/---

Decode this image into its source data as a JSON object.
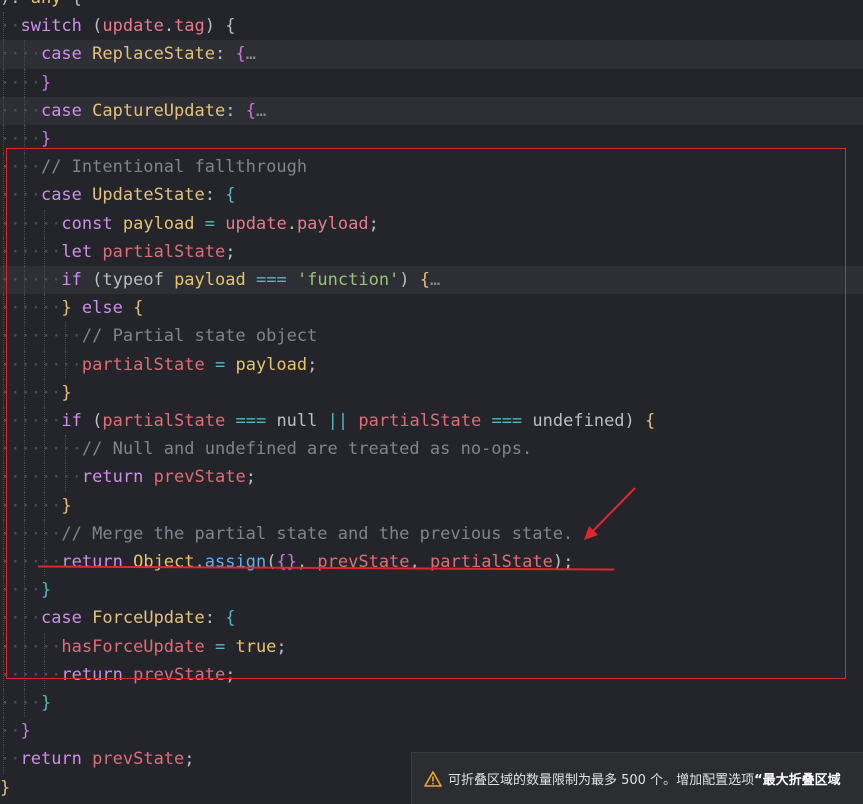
{
  "code_lines": [
    {
      "indent": 0,
      "hl": false,
      "tokens": [
        [
          "txt",
          "): "
        ],
        [
          "fn",
          "any"
        ],
        [
          "txt",
          " {"
        ]
      ]
    },
    {
      "indent": 1,
      "hl": false,
      "tokens": [
        [
          "kw",
          "switch"
        ],
        [
          "txt",
          " ("
        ],
        [
          "prop",
          "update"
        ],
        [
          "txt",
          "."
        ],
        [
          "prop",
          "tag"
        ],
        [
          "txt",
          ") {"
        ]
      ]
    },
    {
      "indent": 2,
      "hl": true,
      "tokens": [
        [
          "kw",
          "case"
        ],
        [
          "txt",
          " "
        ],
        [
          "ty",
          "ReplaceState"
        ],
        [
          "txt",
          ": "
        ],
        [
          "brace2",
          "{"
        ],
        [
          "fold",
          "…"
        ]
      ]
    },
    {
      "indent": 2,
      "hl": false,
      "tokens": [
        [
          "brace2",
          "}"
        ]
      ]
    },
    {
      "indent": 2,
      "hl": true,
      "tokens": [
        [
          "kw",
          "case"
        ],
        [
          "txt",
          " "
        ],
        [
          "ty",
          "CaptureUpdate"
        ],
        [
          "txt",
          ": "
        ],
        [
          "brace2",
          "{"
        ],
        [
          "fold",
          "…"
        ]
      ]
    },
    {
      "indent": 2,
      "hl": false,
      "tokens": [
        [
          "brace2",
          "}"
        ]
      ]
    },
    {
      "indent": 2,
      "hl": false,
      "tokens": [
        [
          "cm",
          "// Intentional fallthrough"
        ]
      ]
    },
    {
      "indent": 2,
      "hl": false,
      "tokens": [
        [
          "kw",
          "case"
        ],
        [
          "txt",
          " "
        ],
        [
          "ty",
          "UpdateState"
        ],
        [
          "txt",
          ": "
        ],
        [
          "op",
          "{"
        ]
      ]
    },
    {
      "indent": 3,
      "hl": false,
      "tokens": [
        [
          "kw",
          "const"
        ],
        [
          "txt",
          " "
        ],
        [
          "fn",
          "payload"
        ],
        [
          "txt",
          " "
        ],
        [
          "op",
          "="
        ],
        [
          "txt",
          " "
        ],
        [
          "prop",
          "update"
        ],
        [
          "txt",
          "."
        ],
        [
          "prop",
          "payload"
        ],
        [
          "txt",
          ";"
        ]
      ]
    },
    {
      "indent": 3,
      "hl": false,
      "tokens": [
        [
          "kw",
          "let"
        ],
        [
          "txt",
          " "
        ],
        [
          "var",
          "partialState"
        ],
        [
          "txt",
          ";"
        ]
      ]
    },
    {
      "indent": 3,
      "hl": true,
      "tokens": [
        [
          "kw",
          "if"
        ],
        [
          "txt",
          " ("
        ],
        [
          "txt",
          "typeof"
        ],
        [
          "txt",
          " "
        ],
        [
          "fn",
          "payload"
        ],
        [
          "txt",
          " "
        ],
        [
          "op",
          "==="
        ],
        [
          "txt",
          " "
        ],
        [
          "str",
          "'function'"
        ],
        [
          "txt",
          ") "
        ],
        [
          "brace",
          "{"
        ],
        [
          "fold",
          "…"
        ]
      ]
    },
    {
      "indent": 3,
      "hl": false,
      "tokens": [
        [
          "brace",
          "}"
        ],
        [
          "txt",
          " "
        ],
        [
          "kw",
          "else"
        ],
        [
          "txt",
          " "
        ],
        [
          "brace",
          "{"
        ]
      ]
    },
    {
      "indent": 4,
      "hl": false,
      "tokens": [
        [
          "cm",
          "// Partial state object"
        ]
      ]
    },
    {
      "indent": 4,
      "hl": false,
      "tokens": [
        [
          "var",
          "partialState"
        ],
        [
          "txt",
          " "
        ],
        [
          "op",
          "="
        ],
        [
          "txt",
          " "
        ],
        [
          "fn",
          "payload"
        ],
        [
          "txt",
          ";"
        ]
      ]
    },
    {
      "indent": 3,
      "hl": false,
      "tokens": [
        [
          "brace",
          "}"
        ]
      ]
    },
    {
      "indent": 3,
      "hl": false,
      "tokens": [
        [
          "kw",
          "if"
        ],
        [
          "txt",
          " ("
        ],
        [
          "var",
          "partialState"
        ],
        [
          "txt",
          " "
        ],
        [
          "op",
          "==="
        ],
        [
          "txt",
          " "
        ],
        [
          "txt",
          "null"
        ],
        [
          "txt",
          " "
        ],
        [
          "op",
          "||"
        ],
        [
          "txt",
          " "
        ],
        [
          "var",
          "partialState"
        ],
        [
          "txt",
          " "
        ],
        [
          "op",
          "==="
        ],
        [
          "txt",
          " "
        ],
        [
          "txt",
          "undefined"
        ],
        [
          "txt",
          ") "
        ],
        [
          "brace",
          "{"
        ]
      ]
    },
    {
      "indent": 4,
      "hl": false,
      "tokens": [
        [
          "cm",
          "// Null and undefined are treated as no-ops."
        ]
      ]
    },
    {
      "indent": 4,
      "hl": false,
      "tokens": [
        [
          "kw",
          "return"
        ],
        [
          "txt",
          " "
        ],
        [
          "var",
          "prevState"
        ],
        [
          "txt",
          ";"
        ]
      ]
    },
    {
      "indent": 3,
      "hl": false,
      "tokens": [
        [
          "brace",
          "}"
        ]
      ]
    },
    {
      "indent": 3,
      "hl": false,
      "tokens": [
        [
          "cm",
          "// Merge the partial state and the previous state."
        ]
      ]
    },
    {
      "indent": 3,
      "hl": false,
      "tokens": [
        [
          "kw",
          "return"
        ],
        [
          "txt",
          " "
        ],
        [
          "fn",
          "Object"
        ],
        [
          "txt",
          "."
        ],
        [
          "meth",
          "assign"
        ],
        [
          "txt",
          "("
        ],
        [
          "brace2",
          "{}"
        ],
        [
          "txt",
          ", "
        ],
        [
          "var",
          "prevState"
        ],
        [
          "txt",
          ", "
        ],
        [
          "var",
          "partialState"
        ],
        [
          "txt",
          ");"
        ]
      ]
    },
    {
      "indent": 2,
      "hl": false,
      "tokens": [
        [
          "op",
          "}"
        ]
      ]
    },
    {
      "indent": 2,
      "hl": false,
      "tokens": [
        [
          "kw",
          "case"
        ],
        [
          "txt",
          " "
        ],
        [
          "ty",
          "ForceUpdate"
        ],
        [
          "txt",
          ": "
        ],
        [
          "op",
          "{"
        ]
      ]
    },
    {
      "indent": 3,
      "hl": false,
      "tokens": [
        [
          "var",
          "hasForceUpdate"
        ],
        [
          "txt",
          " "
        ],
        [
          "op",
          "="
        ],
        [
          "txt",
          " "
        ],
        [
          "fn",
          "true"
        ],
        [
          "txt",
          ";"
        ]
      ]
    },
    {
      "indent": 3,
      "hl": false,
      "tokens": [
        [
          "kw",
          "return"
        ],
        [
          "txt",
          " "
        ],
        [
          "var",
          "prevState"
        ],
        [
          "txt",
          ";"
        ]
      ]
    },
    {
      "indent": 2,
      "hl": false,
      "tokens": [
        [
          "op",
          "}"
        ]
      ]
    },
    {
      "indent": 1,
      "hl": false,
      "tokens": [
        [
          "brace2",
          "}"
        ]
      ]
    },
    {
      "indent": 1,
      "hl": false,
      "tokens": [
        [
          "kw",
          "return"
        ],
        [
          "txt",
          " "
        ],
        [
          "var",
          "prevState"
        ],
        [
          "txt",
          ";"
        ]
      ]
    },
    {
      "indent": 0,
      "hl": false,
      "tokens": [
        [
          "brace",
          "}"
        ]
      ]
    }
  ],
  "toast": {
    "icon": "warning-icon",
    "message": "可折叠区域的数量限制为最多 500 个。增加配置选项",
    "option": "“最大折叠区域"
  },
  "annotation_color": "#e0262c"
}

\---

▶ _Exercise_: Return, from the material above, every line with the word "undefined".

▶ _Problem solution_:
          "undefined"
          "// Null and undefined are treated as no-ops."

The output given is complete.